And yet, aside from the academic rigor, the K-Plan, the people, and all the other elements of those three aspects of the Kalamazoo College experience, there is something about the place, something ineffable, though I will try to "eff" it with my wordy ability.  When I went up to K's campus with my step son Ivan on Friday the 28th (2013) to take all but one of the pictures featured here, I felt many things that are difficult to describe. The easy feelings are simple nostalgia, memories, the feeling of being home. But there's something else. There's a feeling that I might try to describe as spiritual. There's an energy, a vibe, that only exists on that campus and changes based on the time of day (or night) and weather. I had a glimpse of this feeling when I first discovered Kalamazoo College when I was trying to select a college.

My father suggested I look into it: "Why don't you consider Kalamazoo College?"

"Where is it?" I replied.

Obviously, it was in Kalamazoo somewhere. But where? I had no idea. I did not remember ever driving past it.

"That place out by your former partner's house?" By which, I meant Kalamazoo Valley Community College.

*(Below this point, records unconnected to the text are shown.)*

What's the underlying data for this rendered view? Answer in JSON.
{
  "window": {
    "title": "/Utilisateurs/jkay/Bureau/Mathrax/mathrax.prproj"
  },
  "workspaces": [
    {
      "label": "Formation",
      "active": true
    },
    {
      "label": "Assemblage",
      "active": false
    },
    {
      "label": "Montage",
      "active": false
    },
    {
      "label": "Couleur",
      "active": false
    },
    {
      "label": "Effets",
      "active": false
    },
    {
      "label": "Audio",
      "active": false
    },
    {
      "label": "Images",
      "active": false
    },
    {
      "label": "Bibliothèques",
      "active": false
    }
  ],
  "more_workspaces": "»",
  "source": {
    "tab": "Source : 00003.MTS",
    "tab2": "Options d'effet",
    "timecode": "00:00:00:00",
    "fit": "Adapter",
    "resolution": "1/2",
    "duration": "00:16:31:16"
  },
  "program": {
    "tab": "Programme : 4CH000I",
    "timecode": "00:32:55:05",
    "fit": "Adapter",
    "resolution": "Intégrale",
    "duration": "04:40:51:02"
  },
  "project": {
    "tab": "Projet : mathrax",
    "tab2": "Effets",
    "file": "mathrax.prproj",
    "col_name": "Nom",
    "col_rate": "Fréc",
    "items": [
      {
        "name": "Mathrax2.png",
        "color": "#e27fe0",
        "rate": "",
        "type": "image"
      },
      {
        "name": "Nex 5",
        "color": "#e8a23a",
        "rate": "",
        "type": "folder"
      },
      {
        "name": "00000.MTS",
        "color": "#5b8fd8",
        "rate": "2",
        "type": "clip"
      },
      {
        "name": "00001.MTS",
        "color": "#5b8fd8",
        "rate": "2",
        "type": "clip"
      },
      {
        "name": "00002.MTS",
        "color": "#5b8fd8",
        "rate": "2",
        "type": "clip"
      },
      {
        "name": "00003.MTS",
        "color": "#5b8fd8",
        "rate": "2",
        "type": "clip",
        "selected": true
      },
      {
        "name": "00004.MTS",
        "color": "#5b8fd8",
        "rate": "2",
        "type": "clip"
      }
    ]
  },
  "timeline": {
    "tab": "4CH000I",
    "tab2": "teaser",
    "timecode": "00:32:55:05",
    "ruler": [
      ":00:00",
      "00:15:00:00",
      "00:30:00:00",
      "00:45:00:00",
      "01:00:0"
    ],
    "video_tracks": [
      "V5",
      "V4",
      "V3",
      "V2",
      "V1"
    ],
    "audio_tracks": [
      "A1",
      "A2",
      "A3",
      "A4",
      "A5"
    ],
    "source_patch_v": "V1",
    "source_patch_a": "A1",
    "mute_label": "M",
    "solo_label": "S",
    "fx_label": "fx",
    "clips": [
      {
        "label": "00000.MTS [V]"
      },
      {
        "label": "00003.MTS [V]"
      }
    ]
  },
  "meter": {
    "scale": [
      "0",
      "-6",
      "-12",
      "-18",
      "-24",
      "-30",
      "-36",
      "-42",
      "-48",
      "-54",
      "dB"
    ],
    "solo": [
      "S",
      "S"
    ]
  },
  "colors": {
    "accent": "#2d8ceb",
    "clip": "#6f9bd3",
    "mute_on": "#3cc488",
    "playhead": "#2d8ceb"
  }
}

No, my father assured me that there was another school, one that I would find on Westmain Hill. He told me to follow Lovell from downtown Kalamazoo, and I would drive right to it. So, I took the young man I was supervising while his parents were away (we did not call it "babysitting" as he was no baby), and we drove up to Kalamazoo College on Lovell Street. We drove its campus (very short drive), we also walked around a bit, and I felt that feeling, that connection, that vibe, just a glimmer, just a smidgen, an iota, a quantum. But I was intrigued; I was inspired. I also tried to go back the way I came in the car, since I did not know my way around being a new driver at the time, back Lovell to downtown Kalamazoo, not realizing that Lovell was a one way street until young master Jon and I faced an on rush of coming traffic.

I don't know what it is, how to describe it, but there is something special about Kalamazoo College as a place as well as an idea.

How is that for an "essay" that is shorter than the introduction that preceded it? Such is the way of this blog.

Obviously, I am not done with this topic, but it's a good start. Stay tuned for more on identity and more shirts, especially more shirts featuring Kalamazoo College.

- chris tower - 1306.29 - 11:59